Collection entries
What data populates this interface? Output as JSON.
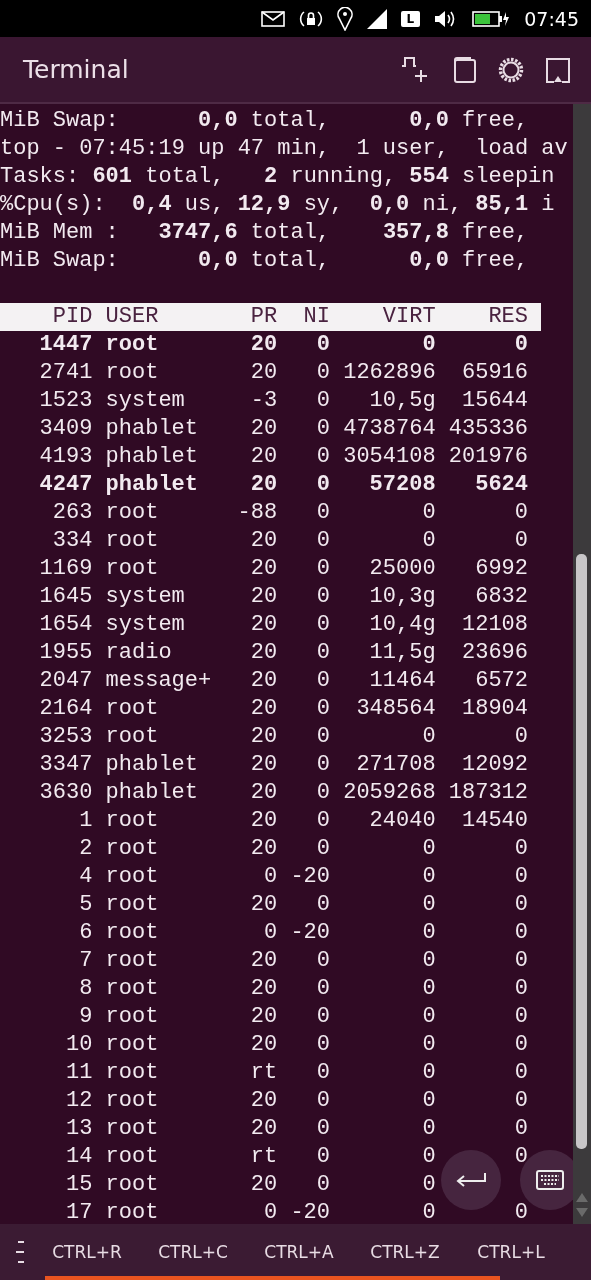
{
  "status_bar": {
    "layout": "L",
    "time": "07:45"
  },
  "window": {
    "title": "Terminal"
  },
  "terminal_lines": [
    "MiB Swap:      **0,0** total,      **0,0** free,",
    "top - 07:45:19 up 47 min,  1 user,  load av",
    "Tasks: **601** total,   **2** running, **554** sleepin",
    "%Cpu(s):  **0,4** us, **12,9** sy,  **0,0** ni, **85,1** i",
    "MiB Mem :   **3747,6** total,    **357,8** free,",
    "MiB Swap:      **0,0** total,      **0,0** free,"
  ],
  "table": {
    "columns": [
      "PID",
      "USER",
      "PR",
      "NI",
      "VIRT",
      "RES"
    ],
    "rows": [
      {
        "pid": "1447",
        "user": "root",
        "pr": "20",
        "ni": "0",
        "virt": "0",
        "res": "0",
        "bold": true
      },
      {
        "pid": "2741",
        "user": "root",
        "pr": "20",
        "ni": "0",
        "virt": "1262896",
        "res": "65916",
        "bold": false
      },
      {
        "pid": "1523",
        "user": "system",
        "pr": "-3",
        "ni": "0",
        "virt": "10,5g",
        "res": "15644",
        "bold": false
      },
      {
        "pid": "3409",
        "user": "phablet",
        "pr": "20",
        "ni": "0",
        "virt": "4738764",
        "res": "435336",
        "bold": false
      },
      {
        "pid": "4193",
        "user": "phablet",
        "pr": "20",
        "ni": "0",
        "virt": "3054108",
        "res": "201976",
        "bold": false
      },
      {
        "pid": "4247",
        "user": "phablet",
        "pr": "20",
        "ni": "0",
        "virt": "57208",
        "res": "5624",
        "bold": true
      },
      {
        "pid": "263",
        "user": "root",
        "pr": "-88",
        "ni": "0",
        "virt": "0",
        "res": "0",
        "bold": false
      },
      {
        "pid": "334",
        "user": "root",
        "pr": "20",
        "ni": "0",
        "virt": "0",
        "res": "0",
        "bold": false
      },
      {
        "pid": "1169",
        "user": "root",
        "pr": "20",
        "ni": "0",
        "virt": "25000",
        "res": "6992",
        "bold": false
      },
      {
        "pid": "1645",
        "user": "system",
        "pr": "20",
        "ni": "0",
        "virt": "10,3g",
        "res": "6832",
        "bold": false
      },
      {
        "pid": "1654",
        "user": "system",
        "pr": "20",
        "ni": "0",
        "virt": "10,4g",
        "res": "12108",
        "bold": false
      },
      {
        "pid": "1955",
        "user": "radio",
        "pr": "20",
        "ni": "0",
        "virt": "11,5g",
        "res": "23696",
        "bold": false
      },
      {
        "pid": "2047",
        "user": "message+",
        "pr": "20",
        "ni": "0",
        "virt": "11464",
        "res": "6572",
        "bold": false
      },
      {
        "pid": "2164",
        "user": "root",
        "pr": "20",
        "ni": "0",
        "virt": "348564",
        "res": "18904",
        "bold": false
      },
      {
        "pid": "3253",
        "user": "root",
        "pr": "20",
        "ni": "0",
        "virt": "0",
        "res": "0",
        "bold": false
      },
      {
        "pid": "3347",
        "user": "phablet",
        "pr": "20",
        "ni": "0",
        "virt": "271708",
        "res": "12092",
        "bold": false
      },
      {
        "pid": "3630",
        "user": "phablet",
        "pr": "20",
        "ni": "0",
        "virt": "2059268",
        "res": "187312",
        "bold": false
      },
      {
        "pid": "1",
        "user": "root",
        "pr": "20",
        "ni": "0",
        "virt": "24040",
        "res": "14540",
        "bold": false
      },
      {
        "pid": "2",
        "user": "root",
        "pr": "20",
        "ni": "0",
        "virt": "0",
        "res": "0",
        "bold": false
      },
      {
        "pid": "4",
        "user": "root",
        "pr": "0",
        "ni": "-20",
        "virt": "0",
        "res": "0",
        "bold": false
      },
      {
        "pid": "5",
        "user": "root",
        "pr": "20",
        "ni": "0",
        "virt": "0",
        "res": "0",
        "bold": false
      },
      {
        "pid": "6",
        "user": "root",
        "pr": "0",
        "ni": "-20",
        "virt": "0",
        "res": "0",
        "bold": false
      },
      {
        "pid": "7",
        "user": "root",
        "pr": "20",
        "ni": "0",
        "virt": "0",
        "res": "0",
        "bold": false
      },
      {
        "pid": "8",
        "user": "root",
        "pr": "20",
        "ni": "0",
        "virt": "0",
        "res": "0",
        "bold": false
      },
      {
        "pid": "9",
        "user": "root",
        "pr": "20",
        "ni": "0",
        "virt": "0",
        "res": "0",
        "bold": false
      },
      {
        "pid": "10",
        "user": "root",
        "pr": "20",
        "ni": "0",
        "virt": "0",
        "res": "0",
        "bold": false
      },
      {
        "pid": "11",
        "user": "root",
        "pr": "rt",
        "ni": "0",
        "virt": "0",
        "res": "0",
        "bold": false
      },
      {
        "pid": "12",
        "user": "root",
        "pr": "20",
        "ni": "0",
        "virt": "0",
        "res": "0",
        "bold": false
      },
      {
        "pid": "13",
        "user": "root",
        "pr": "20",
        "ni": "0",
        "virt": "0",
        "res": "0",
        "bold": false
      },
      {
        "pid": "14",
        "user": "root",
        "pr": "rt",
        "ni": "0",
        "virt": "0",
        "res": "0",
        "bold": false
      },
      {
        "pid": "15",
        "user": "root",
        "pr": "20",
        "ni": "0",
        "virt": "0",
        "bold": false
      },
      {
        "pid": "17",
        "user": "root",
        "pr": "0",
        "ni": "-20",
        "virt": "0",
        "res": "0",
        "bold": false
      }
    ]
  },
  "key_bar": {
    "keys": [
      "CTRL+R",
      "CTRL+C",
      "CTRL+A",
      "CTRL+Z",
      "CTRL+L"
    ]
  }
}
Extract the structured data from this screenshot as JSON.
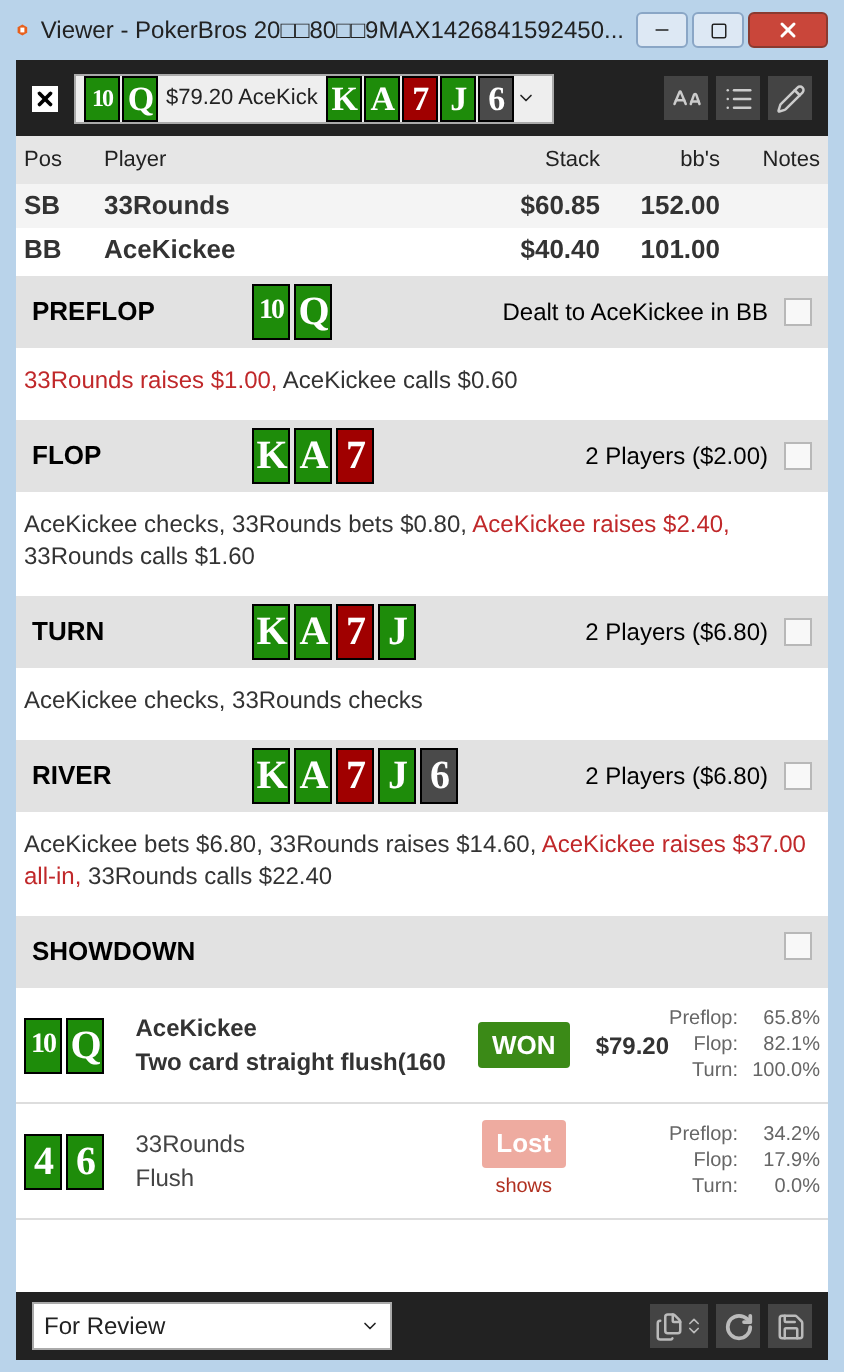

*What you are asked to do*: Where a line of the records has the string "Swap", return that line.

*Solution to the problem*:
    "MiB Swap:      **0,0** total,      **0,0** free,",
    "MiB Swap:      **0,0** total,      **0,0** free,"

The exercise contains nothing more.